- To: bmansur <firstname.lastname@example.org>, David <David@InterWorld.com>, hous0042 <email@example.com>, jim <firstname.lastname@example.org>, KellySt <KellySt@aol.com>, lparker <email@example.com>, rddesign <firstname.lastname@example.org>, stevev <email@example.com>, "T.L.G.vanderLinden" <T.L.G.vanderLinden@student.utwente.nl>, zkulpa <firstname.lastname@example.org>
- Subject: RE: Orbit B
- From: Brian Mansur <email@example.com>
- Date: Tue, 05 Mar 96 17:12:00 PST
- Encoding: 65 TEXT
To: KellySt; stevev; jim; zkulpa; hous0042; rddesign; David; lparker;
Subject: Orbit B
Date: Tuesday, March 05, 1996 11:50PM
Brian 5:10 PM CT 3/5/96
>But I suppose it isn't critical for our discusion. Assumeing a beam
>diameter 40 times the dimeter of earth. 4.76Km/s will still have you cross

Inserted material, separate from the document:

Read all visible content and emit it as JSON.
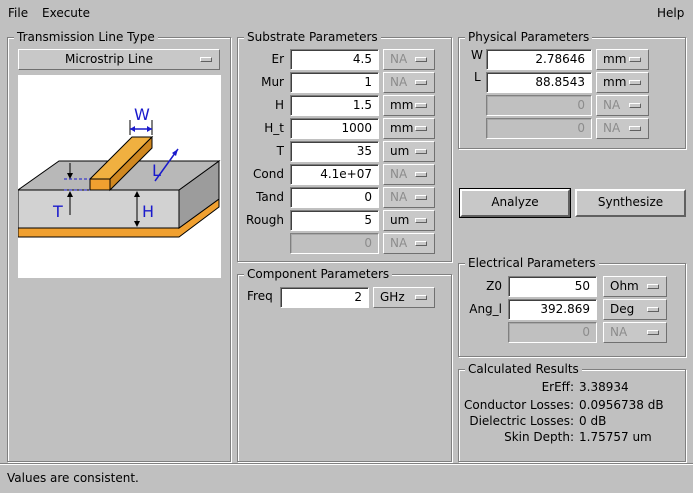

>the beam in 31 hours.
>Yes, but theoretically you could build the beam-array much farther away
>the Sun. I guess the only limit is where the gravitational acceleration of
>the Sun becomes less than that of nearer bodies or less than the

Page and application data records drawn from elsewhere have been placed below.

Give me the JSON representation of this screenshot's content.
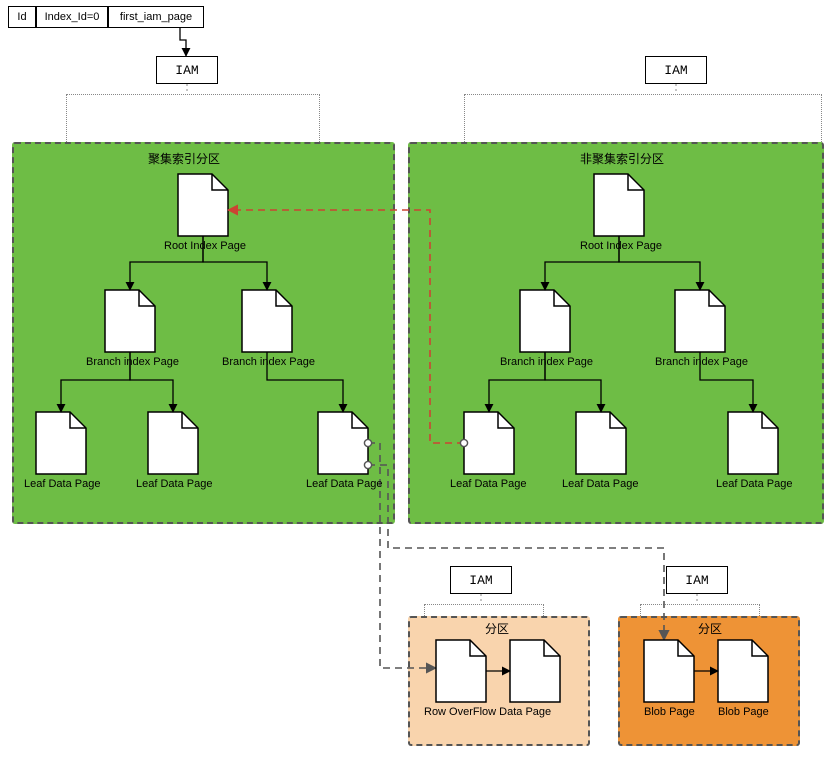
{
  "table_row": {
    "id": "Id",
    "index": "Index_Id=0",
    "first_iam": "first_iam_page"
  },
  "iam_label": "IAM",
  "partition_left_title": "聚集索引分区",
  "partition_right_title": "非聚集索引分区",
  "partition_overflow_title": "分区",
  "partition_blob_title": "分区",
  "labels": {
    "root": "Root Index Page",
    "branch": "Branch index Page",
    "leaf": "Leaf Data Page",
    "overflow": "Row OverFlow Data Page",
    "blob": "Blob Page"
  },
  "chart_data": {
    "type": "diagram",
    "description": "Database index storage structure with clustered and nonclustered index partitions, IAM chains, row-overflow and blob pages.",
    "nodes": [
      {
        "id": "id",
        "label": "Id"
      },
      {
        "id": "index_id",
        "label": "Index_Id=0"
      },
      {
        "id": "first_iam_page",
        "label": "first_iam_page"
      },
      {
        "id": "iam1",
        "label": "IAM"
      },
      {
        "id": "iam2",
        "label": "IAM"
      },
      {
        "id": "iam3",
        "label": "IAM"
      },
      {
        "id": "iam4",
        "label": "IAM"
      },
      {
        "id": "cluster_partition",
        "label": "聚集索引分区"
      },
      {
        "id": "cluster_root",
        "label": "Root Index Page"
      },
      {
        "id": "cluster_branch1",
        "label": "Branch index Page"
      },
      {
        "id": "cluster_branch2",
        "label": "Branch index Page"
      },
      {
        "id": "cluster_leaf1",
        "label": "Leaf Data Page"
      },
      {
        "id": "cluster_leaf2",
        "label": "Leaf Data Page"
      },
      {
        "id": "cluster_leaf3",
        "label": "Leaf Data Page"
      },
      {
        "id": "noncluster_partition",
        "label": "非聚集索引分区"
      },
      {
        "id": "noncluster_root",
        "label": "Root Index Page"
      },
      {
        "id": "noncluster_branch1",
        "label": "Branch index Page"
      },
      {
        "id": "noncluster_branch2",
        "label": "Branch index Page"
      },
      {
        "id": "noncluster_leaf1",
        "label": "Leaf Data Page"
      },
      {
        "id": "noncluster_leaf2",
        "label": "Leaf Data Page"
      },
      {
        "id": "noncluster_leaf3",
        "label": "Leaf Data Page"
      },
      {
        "id": "overflow_partition",
        "label": "分区"
      },
      {
        "id": "overflow_page1",
        "label": "Row OverFlow Data Page"
      },
      {
        "id": "overflow_page2",
        "label": ""
      },
      {
        "id": "blob_partition",
        "label": "分区"
      },
      {
        "id": "blob_page1",
        "label": "Blob Page"
      },
      {
        "id": "blob_page2",
        "label": "Blob Page"
      }
    ],
    "edges": [
      {
        "from": "first_iam_page",
        "to": "iam1",
        "style": "solid"
      },
      {
        "from": "iam1",
        "to": "cluster_partition",
        "style": "dotted"
      },
      {
        "from": "cluster_root",
        "to": "cluster_branch1",
        "style": "solid"
      },
      {
        "from": "cluster_root",
        "to": "cluster_branch2",
        "style": "solid"
      },
      {
        "from": "cluster_branch1",
        "to": "cluster_leaf1",
        "style": "solid"
      },
      {
        "from": "cluster_branch1",
        "to": "cluster_leaf2",
        "style": "solid"
      },
      {
        "from": "cluster_branch2",
        "to": "cluster_leaf3",
        "style": "solid"
      },
      {
        "from": "iam2",
        "to": "noncluster_partition",
        "style": "dotted"
      },
      {
        "from": "noncluster_root",
        "to": "noncluster_branch1",
        "style": "solid"
      },
      {
        "from": "noncluster_root",
        "to": "noncluster_branch2",
        "style": "solid"
      },
      {
        "from": "noncluster_branch1",
        "to": "noncluster_leaf1",
        "style": "solid"
      },
      {
        "from": "noncluster_branch1",
        "to": "noncluster_leaf2",
        "style": "solid"
      },
      {
        "from": "noncluster_branch2",
        "to": "noncluster_leaf3",
        "style": "solid"
      },
      {
        "from": "noncluster_leaf1",
        "to": "cluster_root",
        "style": "red-dashed",
        "note": "points back to clustered index"
      },
      {
        "from": "cluster_leaf3",
        "to": "overflow_page1",
        "style": "dashed"
      },
      {
        "from": "cluster_leaf3",
        "to": "blob_page1",
        "style": "dashed"
      },
      {
        "from": "overflow_page1",
        "to": "overflow_page2",
        "style": "solid"
      },
      {
        "from": "blob_page1",
        "to": "blob_page2",
        "style": "solid"
      },
      {
        "from": "iam3",
        "to": "overflow_partition",
        "style": "dotted"
      },
      {
        "from": "iam4",
        "to": "blob_partition",
        "style": "dotted"
      }
    ]
  }
}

>acceleration caused by the beaming itself.
>Besides that, you assume the array is moving perpendicular to its beaming
>direction. Since the array is slowly moving in a circle it could start
>beaming at a time where it's own motion is in about the same direction as

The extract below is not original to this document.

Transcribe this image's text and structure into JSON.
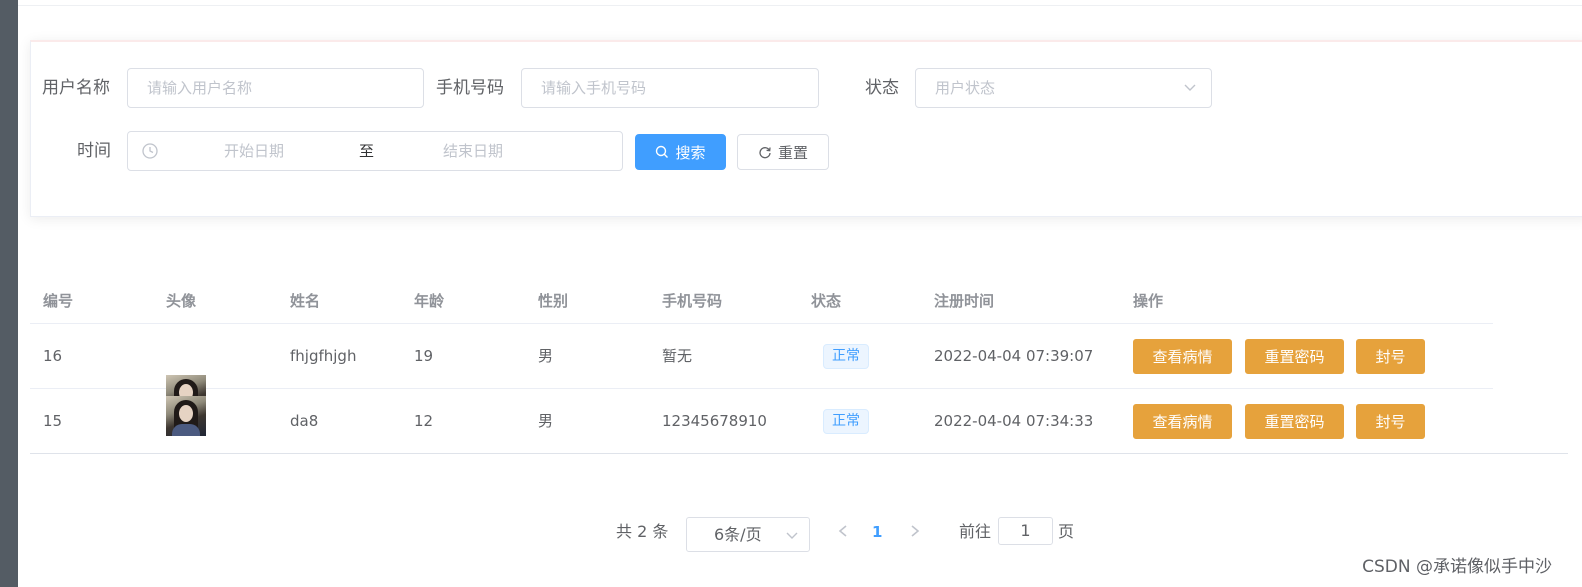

>the direction of the beam. This way the perpendicular movement is much
You guys seem to have forgotten that the reason why I wanted a slow orbital
velocity for the mirror is so that the massive thing has less momentum to
overcome when it needs to brake into the beam for reaccel phase. Because it
has been stopped in the beam and is now being pushed by the beam, it doesn't
have to worry nearly as much as falling out of it.
>Don't we already have computers that could be programed to reasonably
>figure this aiming problem out?
>They could given current accurate info. But given that the info has to
>travel at the spped of light, it would be months out of date by the time
>the mirror systems got it. Given that the actuall rates will varry back
>and forth a bit durring the interveaning time (given random flexing of the
>sail, and random variations of the beam), and we can't predict what these
>variations will be. The aiming calculations will be precise calculations
>bases on very bad information. I.E. computer generated guesses. Even
>assuming not one unexpected thing ever happens on the ship or mirror. If
>you guess wrong even once. You're aiming the beam into empty space and
>the ship is racing away from where you think it is.
>Just to complicate things. The mirror is moring at a high fraction of the
>speed of light. So relatavistic distortion will distort the beam, mirror,
>and apparent space.
What do you mean by that last paragraph? What kind of relativistic
distortions are you talking about?
>All this is irrelevant, computers could calculate the path far in advance.
>Besides that, the Asimov could follow the beam (up to certain limits).
That was what I was trying to get my computer comment to say. Thanks Tim.